By 1790, the French Revolution was beginning to attempt to control and reform the Roman Catholic church in France. The Revolutionary Council demanded that priests swear allegiance to the revolutionary government, which of course, most of the priests refused to do and Gabriel Richard refused to do. So their days in France became numbered.
Father Richard was born in France in 1767. He joined the Sulpicians in 1789. By 1791, when Gabriel Richard was ordained in secret, the French Revolution got very anti-clerical and it became apparent that he was going to have to flee France for his life. When the Gendarmes were on their way to arrest him because he has not yet sworn allegiance to the revolution, he had to climb out a second story window and jump to the street. While he was doing this a neighbor who is in favor of the revolution, and apparently anti-clerical, threw a teapot at him and struck him in the face, leaving a scar across his face, which he bore for the remainder of his life.
After remaining in hiding for seven months, he hooked up with some ditch diggers and he worked his way across France to the coast where he joined with other Sulpicians who were taking ship to come to the United States. They boarded the Queen of Hearts, a brigantine, and made the two month journey across the Atlantic Ocean for the United States of America, landing in Baltimore, Maryland.
In 1796, the British government released all of the forts in the Northwest territory from the British to the United States. So now it became necessary for the archdiocese in Baltimore to man the St. Anne parish.

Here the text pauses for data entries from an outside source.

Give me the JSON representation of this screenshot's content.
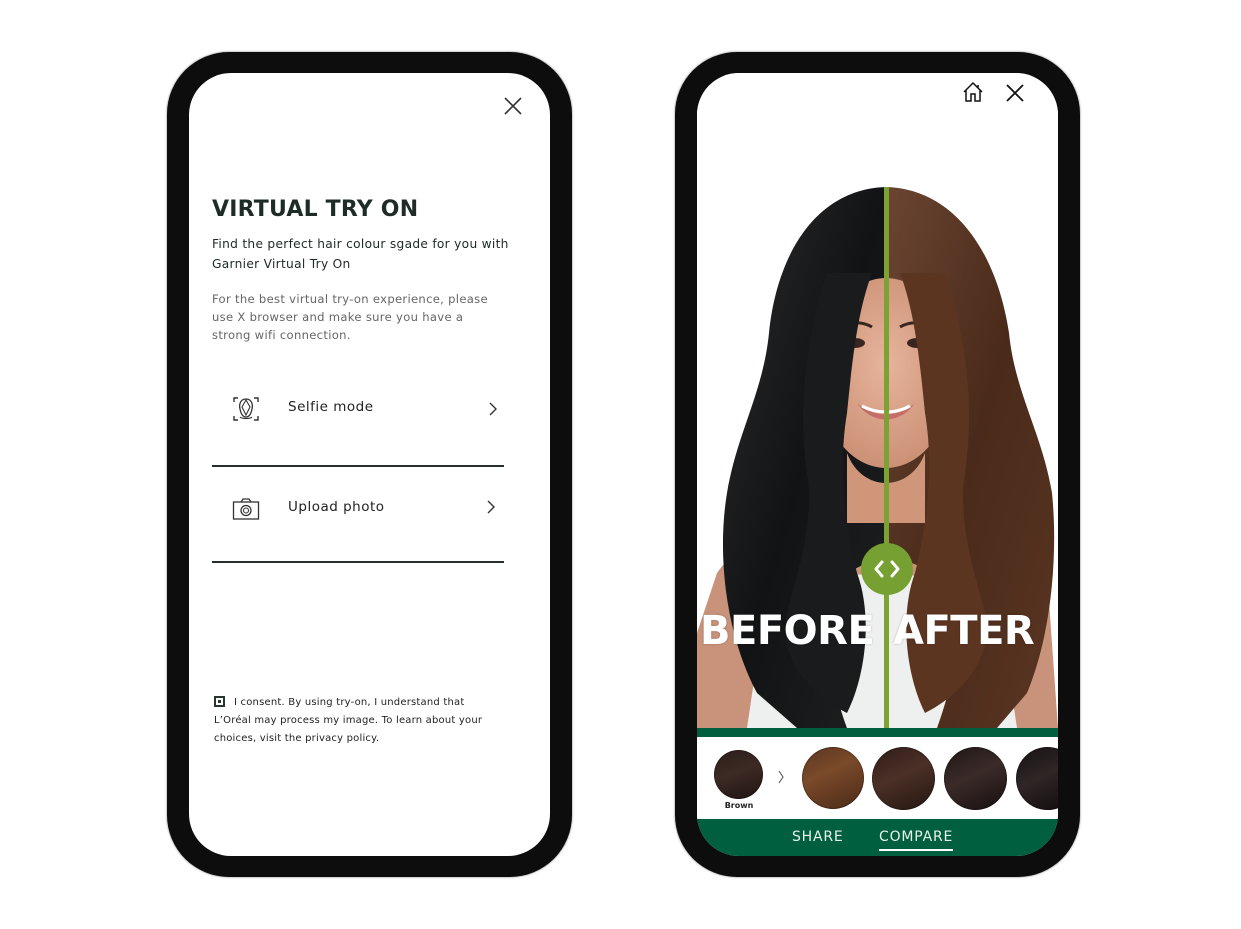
{
  "left_screen": {
    "close_icon": "close-icon",
    "title": "VIRTUAL TRY ON",
    "subtitle": "Find the perfect hair colour sgade for you with Garnier Virtual Try On",
    "hint": "For the best virtual try-on experience, please use X browser and make sure you have a strong wifi connection.",
    "options": [
      {
        "label": "Selfie mode",
        "icon": "face-scan-icon"
      },
      {
        "label": "Upload photo",
        "icon": "camera-icon"
      }
    ],
    "consent": {
      "checked": true,
      "text": "I consent. By using try-on, I understand that L’Oréal may process my image. To learn about your choices, visit the privacy policy."
    }
  },
  "right_screen": {
    "top_icons": [
      "home-icon",
      "close-icon"
    ],
    "compare_labels": {
      "before": "BEFORE",
      "after": "AFTER"
    },
    "slider_position_percent": 52,
    "current_shade": {
      "name": "Brown",
      "color": "#2f201b"
    },
    "shades": [
      {
        "color": "#6a4026"
      },
      {
        "color": "#3e271f"
      },
      {
        "color": "#2a1e1d"
      },
      {
        "color": "#201818"
      }
    ],
    "bottom_nav": {
      "share": "SHARE",
      "compare": "COMPARE",
      "active": "COMPARE"
    },
    "colors": {
      "brand_green": "#005f3e",
      "slider_green": "#76a032"
    }
  }
}
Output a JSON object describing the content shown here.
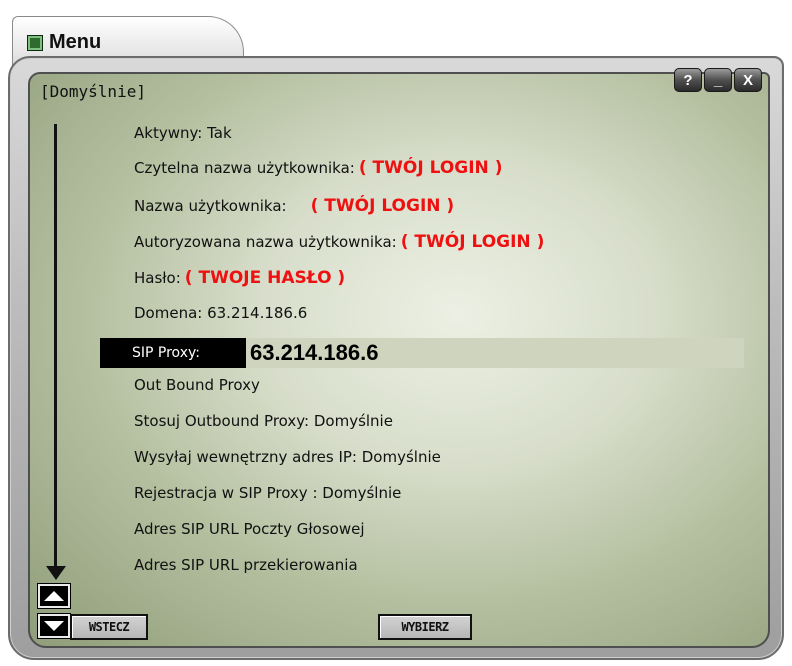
{
  "window": {
    "tab_title": "Menu",
    "header": "[Domyślnie]",
    "buttons": {
      "help": "?",
      "minimize": "_",
      "close": "X"
    }
  },
  "settings": {
    "active": "Aktywny: Tak",
    "display_name_label": "Czytelna nazwa użytkownika:",
    "display_name_value": "( TWÓJ LOGIN )",
    "username_label": "Nazwa użytkownika:",
    "username_value": "( TWÓJ LOGIN )",
    "auth_name_label": "Autoryzowana nazwa użytkownika:",
    "auth_name_value": "( TWÓJ LOGIN )",
    "password_label": "Hasło:",
    "password_value": "( TWOJE HASŁO )",
    "domain": "Domena: 63.214.186.6",
    "sip_proxy_label": "SIP Proxy:",
    "sip_proxy_value": "63.214.186.6",
    "outbound_proxy": "Out Bound Proxy",
    "use_outbound_proxy": "Stosuj Outbound Proxy: Domyślnie",
    "send_internal_ip": "Wysyłaj wewnętrzny adres IP: Domyślnie",
    "sip_registration": "Rejestracja w SIP Proxy : Domyślnie",
    "voicemail_url": "Adres SIP URL Poczty Głosowej",
    "forward_url": "Adres SIP URL przekierowania"
  },
  "softkeys": {
    "back": "WSTECZ",
    "select": "WYBIERZ"
  }
}
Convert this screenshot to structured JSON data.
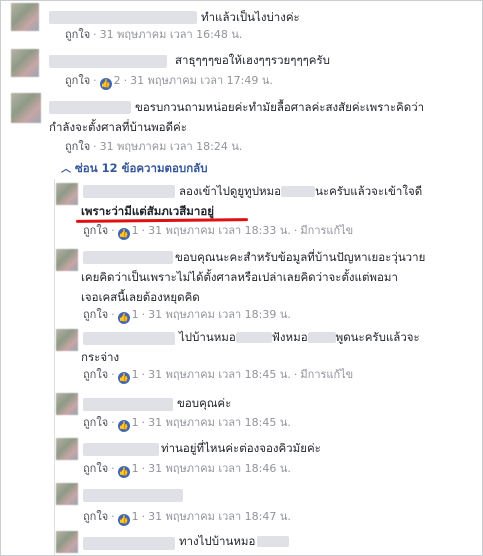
{
  "comments": [
    {
      "text": "ทำแล้วเป็นไงบ่างค่ะ",
      "like": "ถูกใจ",
      "likes": "",
      "time": "31 พฤษภาคม เวลา 16:48 น."
    },
    {
      "text": "สาธุๆๆๆขอให้เฮงๆๆรวยๆๆๆครับ",
      "like": "ถูกใจ",
      "likes": "2",
      "time": "31 พฤษภาคม เวลา 17:49 น."
    },
    {
      "line1": "ขอรบกวนถามหน่อยค่ะทำมัยลื้อศาลค่ะสงสัยค่ะเพราะคิดว่า",
      "line2": "กำลังจะตั้งศาลที่บ้านพอดีค่ะ",
      "like": "ถูกใจ",
      "likes": "",
      "time": "31 พฤษภาคม เวลา 18:24 น."
    }
  ],
  "replies_toggle": "ซ่อน 12 ข้อความตอบกลับ",
  "replies": [
    {
      "line1_a": "ลองเข้าไปดูยูทูปหมอ",
      "line1_b": "นะครับแล้วจะเข้าใจดี",
      "line2": "เพราะว่ามีแต่สัมภเวสีมาอยู่",
      "like": "ถูกใจ",
      "likes": "1",
      "time": "31 พฤษภาคม เวลา 18:33 น.",
      "edited": "มีการแก้ไข"
    },
    {
      "line1": "ขอบคุณนะคะสำหรับข้อมูลที่บ้านปัญหาเยอะวุ่นวาย",
      "line2": "เคยคิดว่าเป็นเพราะไม่ได้ตั้งศาลหรือเปล่าเลยคิดว่าจะตั้งแต่พอมา",
      "line3": "เจอเคสนี้เลยต้องหยุดคิด",
      "like": "ถูกใจ",
      "likes": "1",
      "time": "31 พฤษภาคม เวลา 18:39 น."
    },
    {
      "line1_a": "ไปบ้านหมอ",
      "line1_b": "ฟังหมอ",
      "line1_c": "พูดนะครับแล้วจะ",
      "line2": "กระจ่าง",
      "like": "ถูกใจ",
      "likes": "1",
      "time": "31 พฤษภาคม เวลา 18:45 น.",
      "edited": "มีการแก้ไข"
    },
    {
      "text": "ขอบคุณค่ะ",
      "like": "ถูกใจ",
      "likes": "1",
      "time": "31 พฤษภาคม เวลา 18:45 น."
    },
    {
      "text": "ท่านอยู่ที่ไหนค่ะต่องจองคิวมัยค่ะ",
      "like": "ถูกใจ",
      "likes": "1",
      "time": "31 พฤษภาคม เวลา 18:46 น."
    },
    {
      "text": "",
      "like": "ถูกใจ",
      "likes": "1",
      "time": "31 พฤษภาคม เวลา 18:47 น."
    },
    {
      "text": "ทางไปบ้านหมอ"
    }
  ],
  "colors": {
    "link": "#365899",
    "meta": "#90949c",
    "like_badge": "#4267b2",
    "highlight": "#e01010"
  },
  "icons": {
    "like": "thumbs-up-icon",
    "toggle": "chevron-up-icon"
  }
}
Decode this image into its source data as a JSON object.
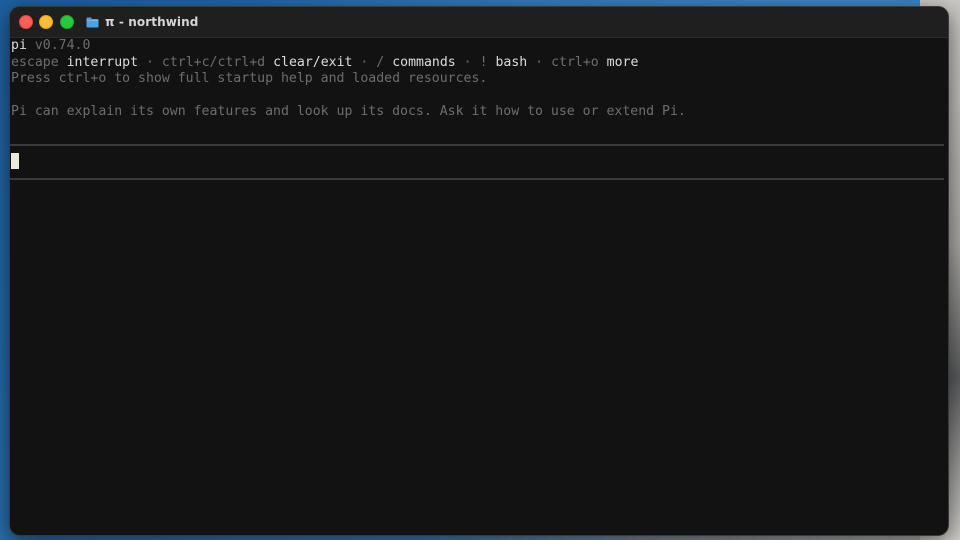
{
  "window": {
    "title": "π - northwind",
    "folder_icon": "folder-icon"
  },
  "terminal": {
    "app_name": "pi",
    "version": "v0.74.0",
    "shortcuts": [
      {
        "key": "escape",
        "action": "interrupt"
      },
      {
        "key": "ctrl+c/ctrl+d",
        "action": "clear/exit"
      },
      {
        "key": "/",
        "action": "commands"
      },
      {
        "key": "!",
        "action": "bash"
      },
      {
        "key": "ctrl+o",
        "action": "more"
      }
    ],
    "separator": " · ",
    "startup_hint": "Press ctrl+o to show full startup help and loaded resources.",
    "info_line": "Pi can explain its own features and look up its docs. Ask it how to use or extend Pi.",
    "input_value": ""
  },
  "colors": {
    "close": "#ff5f57",
    "minimize": "#febc2e",
    "maximize": "#28c840",
    "terminal_bg": "#121212",
    "folder": "#4aa3e8"
  }
}
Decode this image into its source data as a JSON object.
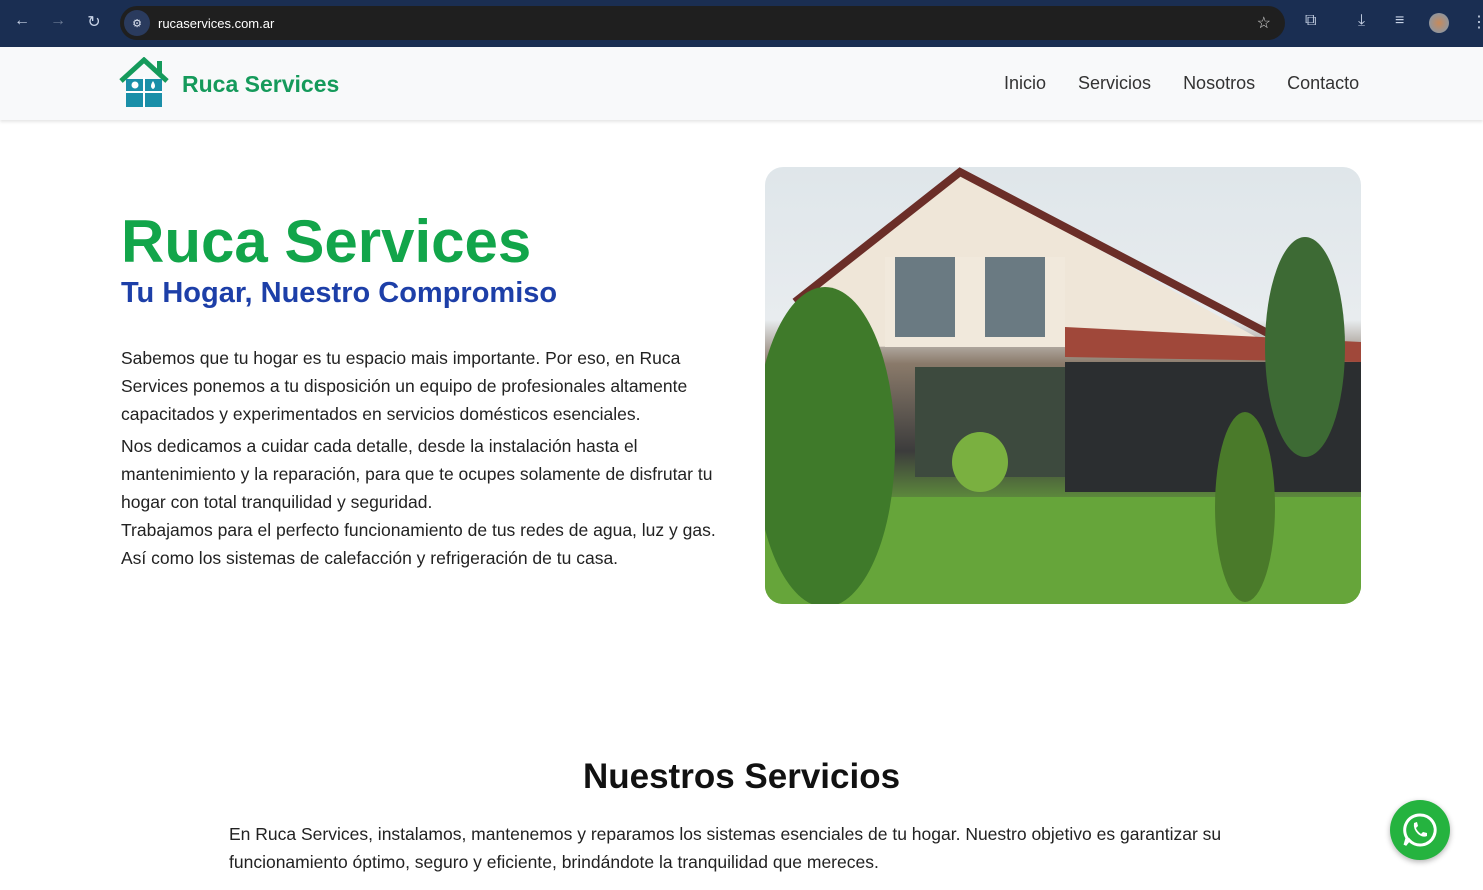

Finally in 1798, Father Richard came to Detroit. At the time, the parish stretched from Toledo to Duluth, Minnesota, many hundreds of square miles. Father Richard took his flock very seriously, and he made many, many journeys up into the upper peninsula. We know that he was in the state of Wisconsin. Father Richard worked there tirelessly for several years.